Patron Saint of Paris
420 – 519 A.D.
Staint Genevieve, according to popular tradition, was the daughter of peasants, Severus and Gerontia, who lived in Nanterre, near Paris. She was early remarkable for her piety and modesty, and soon devoted herself to a life of holiness and purity. On the death of her parents she removed to Paris, where her active charity, and the extraordinary reputation for sanctity which she acquired, won for her the admiring veneration, not alone of her own people, but even of the heathen and half converted.
In 451 Atilla and his Huns were sweeping over Gaul, and the inhabitants of Paris prepared to flee. Genevieve encouraged them to trust in God, and urged them to do works of penance, and added that if they did so the town would be spared. Her exhortations prevailed, the citizens recovered their calm, and Atilla’s hordes turned off toward Orléans, leaving Paris untouched.
Later, when Clovis besieged the city, Genevieve, with her sisters in religion, set out on an expedition for the relief of the starving people and successfully conveyed to Paris a supply of provisions. After Clovis’s conversion the city opened its gates to him by her advice. In 511 she formed the plan of erecting a church in Paris in honor of Saints Peter and Paul. Genevieve died the following year, and when the church was completed her body was interred within it. This fact, and the numerous miracles wrought at her tomb, caused the name of Sainte-Genevieve to be given to it.
An edifice built in her honor and upon the supposed site of her tomb, now called the Pantheon, contains the famous mural painting by Puvis de Chavannes.
She is the patron saint of Paris, and the subject of many popular and poetical legends.

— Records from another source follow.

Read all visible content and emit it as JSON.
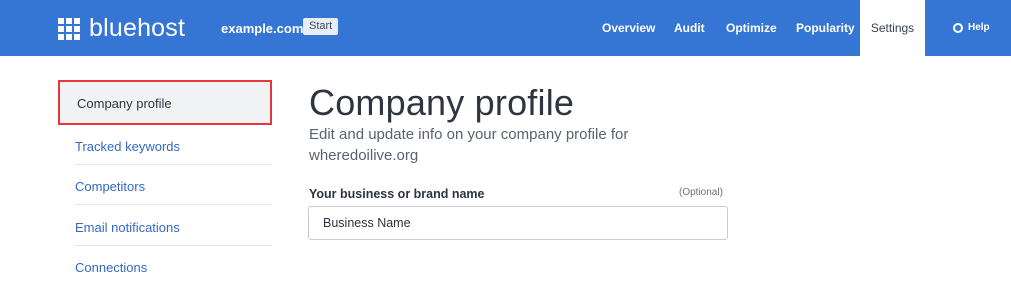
{
  "header": {
    "brand": "bluehost",
    "site": "example.com",
    "start_badge": "Start",
    "nav": [
      "Overview",
      "Audit",
      "Optimize",
      "Popularity"
    ],
    "active_nav": "Settings",
    "help": "Help",
    "bg_color": "#3575d3"
  },
  "sidebar": {
    "active": "Company profile",
    "items": [
      "Tracked keywords",
      "Competitors",
      "Email notifications",
      "Connections"
    ],
    "highlight_color": "#e4383e"
  },
  "main": {
    "title": "Company profile",
    "subtitle": "Edit and update info on your company profile for wheredoilive.org",
    "field_label": "Your business or brand name",
    "field_optional": "(Optional)",
    "field_placeholder": "Business Name"
  }
}
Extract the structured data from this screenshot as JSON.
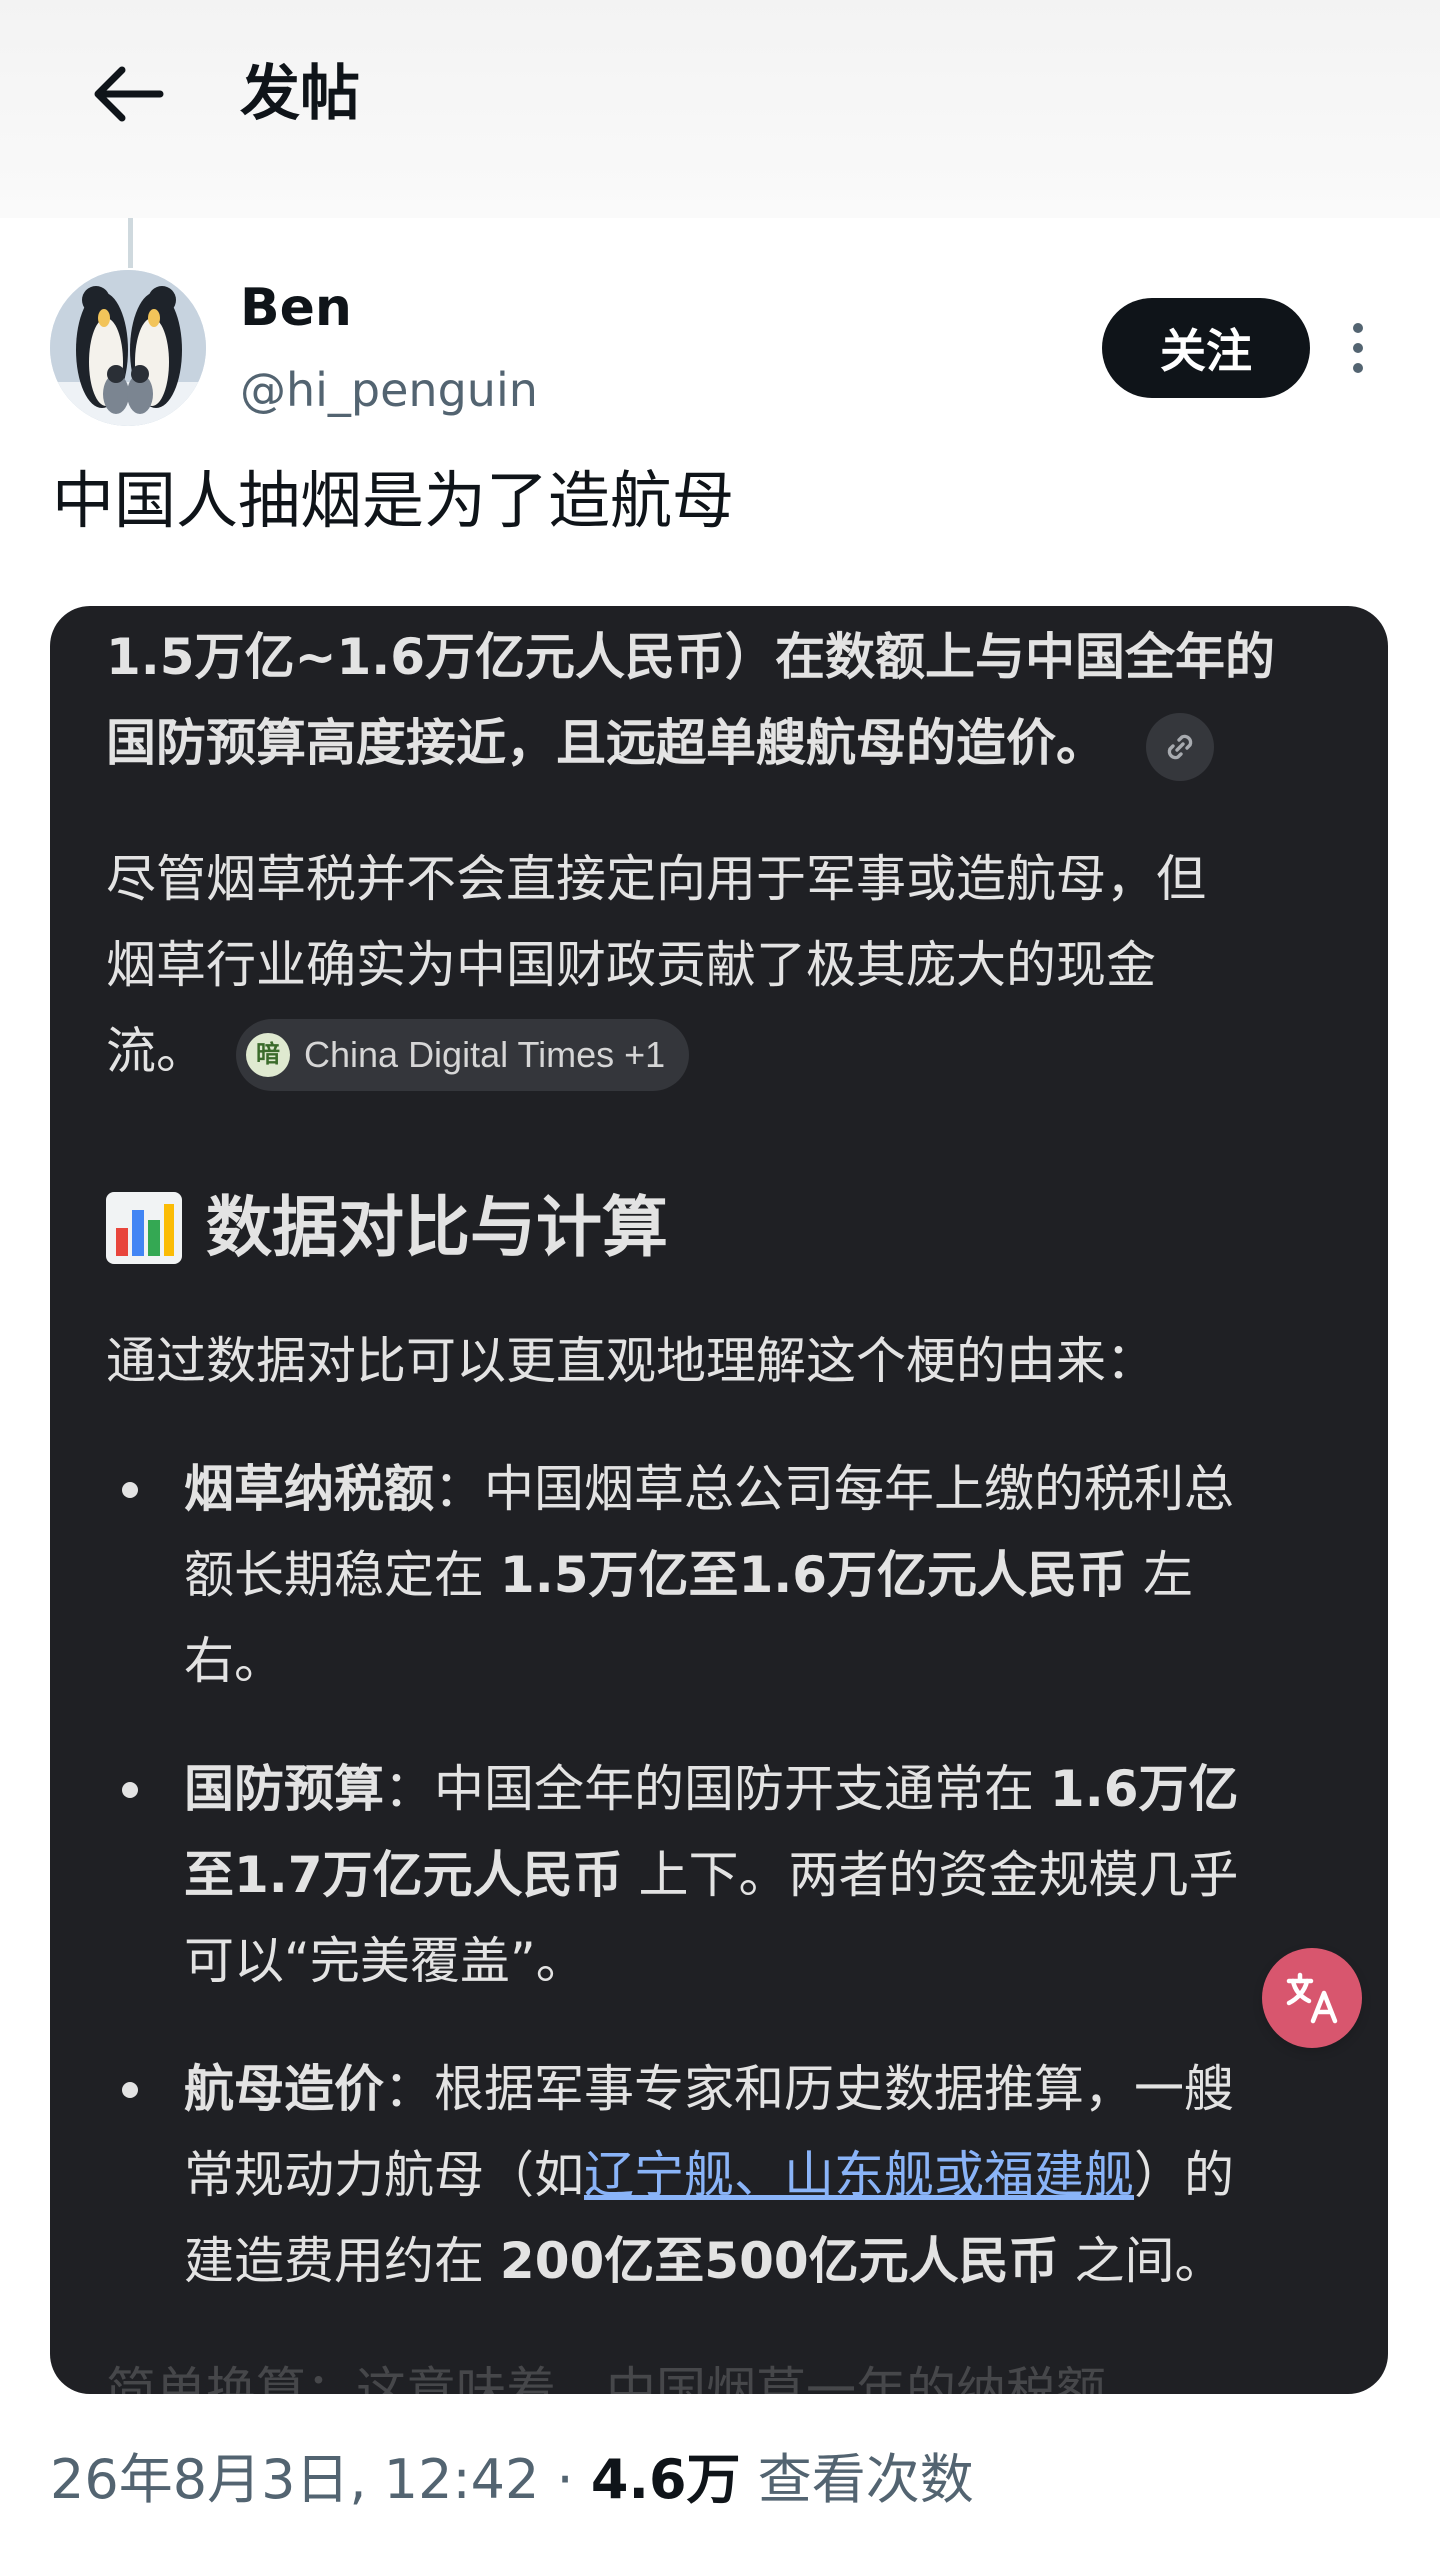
{
  "header": {
    "title": "发帖"
  },
  "author": {
    "name": "Ben",
    "handle": "@hi_penguin",
    "follow_label": "关注"
  },
  "post": {
    "text": "中国人抽烟是为了造航母"
  },
  "card": {
    "para1": {
      "line1": "1.5万亿~1.6万亿元人民币）在数额上与中国全年的",
      "line2": "国防预算高度接近，且远超单艘航母的造价。"
    },
    "para2": {
      "line1": "尽管烟草税并不会直接定向用于军事或造航母，但",
      "line2": "烟草行业确实为中国财政贡献了极其庞大的现金",
      "line3": "流。",
      "source_chip": "China Digital Times +1",
      "source_chip_badge": "暗"
    },
    "section_heading": "数据对比与计算",
    "intro": "通过数据对比可以更直观地理解这个梗的由来：",
    "bullets": [
      {
        "term": "烟草纳税额",
        "sep": "：",
        "l1": "中国烟草总公司每年上缴的税利总",
        "l2a": "额长期稳定在 ",
        "l2b": "1.5万亿至1.6万亿元人民币",
        "l2c": " 左",
        "l3": "右。"
      },
      {
        "term": "国防预算",
        "sep": "：",
        "l1a": "中国全年的国防开支通常在 ",
        "l1b": "1.6万亿",
        "l2a": "至1.7万亿元人民币",
        "l2b": " 上下。两者的资金规模几乎",
        "l3": "可以“完美覆盖”。"
      },
      {
        "term": "航母造价",
        "sep": "：",
        "l1": "根据军事专家和历史数据推算，一艘",
        "l2a": "常规动力航母（如",
        "l2link": "辽宁舰、山东舰或福建舰",
        "l2b": "）的",
        "l3a": "建造费用约在 ",
        "l3b": "200亿至500亿元人民币",
        "l3c": " 之间。"
      }
    ],
    "faded_line": "简单换算：这意味着，中国烟草一年的纳税额"
  },
  "meta": {
    "date": "26年8月3日, 12:42",
    "separator": "·",
    "views_count": "4.6万",
    "views_label": "查看次数"
  }
}
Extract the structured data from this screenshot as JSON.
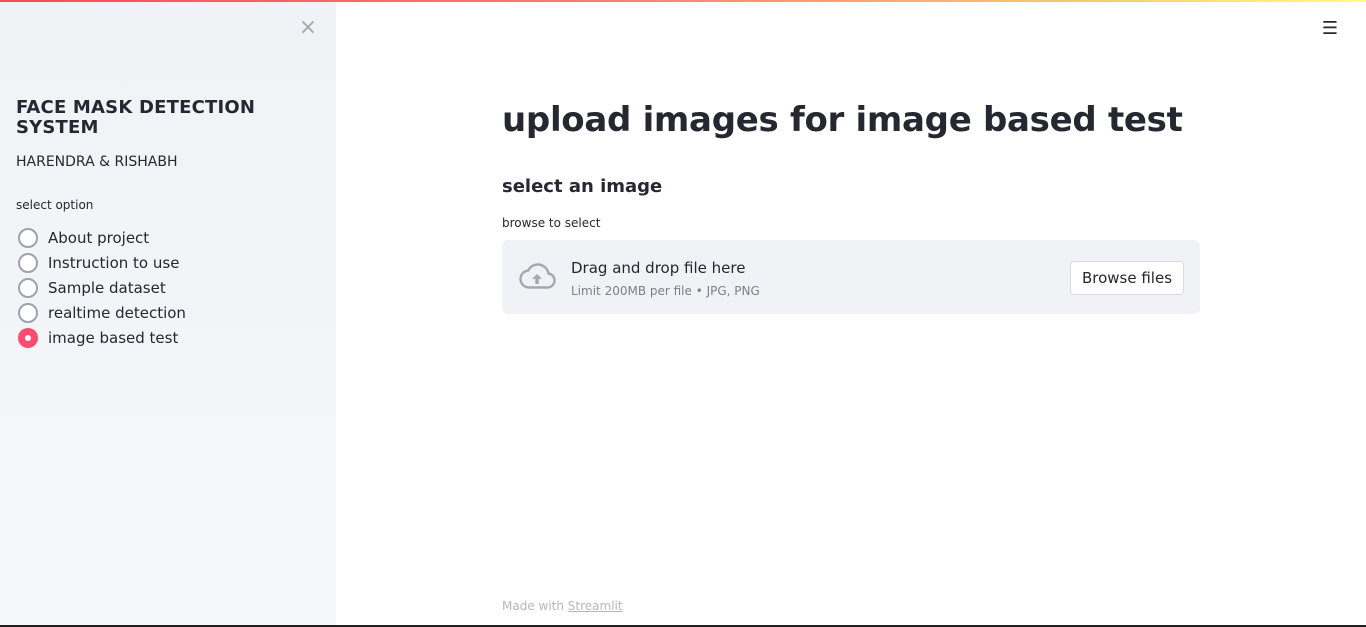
{
  "sidebar": {
    "close_glyph": "×",
    "app_title": "FACE MASK DETECTION SYSTEM",
    "authors": "HARENDRA & RISHABH",
    "radio_label": "select option",
    "options": [
      {
        "label": "About project",
        "selected": false
      },
      {
        "label": "Instruction to use",
        "selected": false
      },
      {
        "label": "Sample dataset",
        "selected": false
      },
      {
        "label": "realtime detection",
        "selected": false
      },
      {
        "label": "image based test",
        "selected": true
      }
    ]
  },
  "header": {
    "menu_glyph": "☰"
  },
  "main": {
    "title": "upload images for image based test",
    "subheader": "select an image",
    "uploader": {
      "label": "browse to select",
      "drop_title": "Drag and drop file here",
      "limit_text": "Limit 200MB per file • JPG, PNG",
      "browse_label": "Browse files"
    }
  },
  "footer": {
    "prefix": "Made with ",
    "link": "Streamlit"
  },
  "colors": {
    "accent": "#ff4b6e",
    "sidebar_bg": "#f0f2f6",
    "dropzone_bg": "#f0f2f6",
    "text": "#262730"
  }
}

Reference: Famous Women; An Outline of Feminine Achievement Through the Ages With Life Stories of Five Hundred Noted Women By Joseph Adelman. Copyright, 1926 by Ellis M. Lonow Company.